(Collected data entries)

- - -

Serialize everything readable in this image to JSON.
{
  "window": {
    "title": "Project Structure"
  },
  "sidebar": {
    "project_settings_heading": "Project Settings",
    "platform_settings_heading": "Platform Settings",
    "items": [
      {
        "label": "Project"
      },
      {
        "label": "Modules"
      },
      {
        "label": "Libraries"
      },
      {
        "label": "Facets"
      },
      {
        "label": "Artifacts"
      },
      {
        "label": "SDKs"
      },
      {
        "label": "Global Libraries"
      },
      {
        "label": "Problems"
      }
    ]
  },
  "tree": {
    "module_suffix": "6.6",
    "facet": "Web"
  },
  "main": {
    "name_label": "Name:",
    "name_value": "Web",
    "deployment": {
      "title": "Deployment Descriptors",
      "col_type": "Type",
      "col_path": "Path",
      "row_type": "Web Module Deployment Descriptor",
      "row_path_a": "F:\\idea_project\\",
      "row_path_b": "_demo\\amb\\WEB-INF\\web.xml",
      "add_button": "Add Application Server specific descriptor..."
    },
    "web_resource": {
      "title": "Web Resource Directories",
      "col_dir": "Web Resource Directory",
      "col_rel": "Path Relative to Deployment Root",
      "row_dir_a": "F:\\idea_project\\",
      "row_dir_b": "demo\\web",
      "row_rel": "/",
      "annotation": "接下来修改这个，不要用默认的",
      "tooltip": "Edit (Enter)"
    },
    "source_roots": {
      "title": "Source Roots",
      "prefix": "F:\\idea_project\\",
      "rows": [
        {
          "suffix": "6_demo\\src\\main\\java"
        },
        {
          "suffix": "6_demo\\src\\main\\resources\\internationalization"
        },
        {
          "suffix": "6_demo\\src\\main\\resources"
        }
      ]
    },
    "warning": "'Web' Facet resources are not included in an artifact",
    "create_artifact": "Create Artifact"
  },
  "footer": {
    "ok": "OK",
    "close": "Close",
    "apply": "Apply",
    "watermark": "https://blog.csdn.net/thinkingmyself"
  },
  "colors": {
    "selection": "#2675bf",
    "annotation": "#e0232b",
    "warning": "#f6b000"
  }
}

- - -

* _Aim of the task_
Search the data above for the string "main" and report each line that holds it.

* _Exercise output_
  "main": {
          "suffix": "6_demo\\src\\main\\java"
          "suffix": "6_demo\\src\\main\\resources\\internationalization"
          "suffix": "6_demo\\src\\main\\resources"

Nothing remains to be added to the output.